Task description
Send every record back word for word.

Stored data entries
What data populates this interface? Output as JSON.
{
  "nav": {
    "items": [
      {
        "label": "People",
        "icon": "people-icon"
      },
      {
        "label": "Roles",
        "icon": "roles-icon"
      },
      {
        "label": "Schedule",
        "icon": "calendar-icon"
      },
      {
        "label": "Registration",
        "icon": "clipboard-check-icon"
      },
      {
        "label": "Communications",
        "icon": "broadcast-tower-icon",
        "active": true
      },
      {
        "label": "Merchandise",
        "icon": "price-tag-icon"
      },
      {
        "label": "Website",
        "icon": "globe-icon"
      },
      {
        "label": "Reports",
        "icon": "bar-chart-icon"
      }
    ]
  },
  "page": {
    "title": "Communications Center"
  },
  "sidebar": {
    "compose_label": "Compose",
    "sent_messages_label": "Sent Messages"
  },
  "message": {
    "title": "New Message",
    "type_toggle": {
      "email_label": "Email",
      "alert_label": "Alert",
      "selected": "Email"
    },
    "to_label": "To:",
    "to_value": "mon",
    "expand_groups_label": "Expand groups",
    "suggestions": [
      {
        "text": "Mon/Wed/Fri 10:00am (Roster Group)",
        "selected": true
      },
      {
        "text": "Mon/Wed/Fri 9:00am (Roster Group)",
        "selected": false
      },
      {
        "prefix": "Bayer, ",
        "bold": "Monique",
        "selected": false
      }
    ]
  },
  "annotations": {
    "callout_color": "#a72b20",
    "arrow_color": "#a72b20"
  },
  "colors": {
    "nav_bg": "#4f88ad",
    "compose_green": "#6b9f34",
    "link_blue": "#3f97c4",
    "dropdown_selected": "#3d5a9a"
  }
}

Solution to this exercise
What data populates this interface? Output as JSON.
{
  "nav": {
    "items": [
      {
        "label": "People",
        "icon": "people-icon"
      },
      {
        "label": "Roles",
        "icon": "roles-icon"
      },
      {
        "label": "Schedule",
        "icon": "calendar-icon"
      },
      {
        "label": "Registration",
        "icon": "clipboard-check-icon"
      },
      {
        "label": "Communications",
        "icon": "broadcast-tower-icon",
        "active": true
      },
      {
        "label": "Merchandise",
        "icon": "price-tag-icon"
      },
      {
        "label": "Website",
        "icon": "globe-icon"
      },
      {
        "label": "Reports",
        "icon": "bar-chart-icon"
      }
    ]
  },
  "page": {
    "title": "Communications Center"
  },
  "sidebar": {
    "compose_label": "Compose",
    "sent_messages_label": "Sent Messages"
  },
  "message": {
    "title": "New Message",
    "type_toggle": {
      "email_label": "Email",
      "alert_label": "Alert",
      "selected": "Email"
    },
    "to_label": "To:",
    "to_value": "mon",
    "expand_groups_label": "Expand groups",
    "suggestions": [
      {
        "text": "Mon/Wed/Fri 10:00am (Roster Group)",
        "selected": true
      },
      {
        "text": "Mon/Wed/Fri 9:00am (Roster Group)",
        "selected": false
      },
      {
        "prefix": "Bayer, ",
        "bold": "Monique",
        "selected": false
      }
    ]
  },
  "annotations": {
    "callout_color": "#a72b20",
    "arrow_color": "#a72b20"
  },
  "colors": {
    "nav_bg": "#4f88ad",
    "compose_green": "#6b9f34",
    "link_blue": "#3f97c4",
    "dropdown_selected": "#3d5a9a"
  }
}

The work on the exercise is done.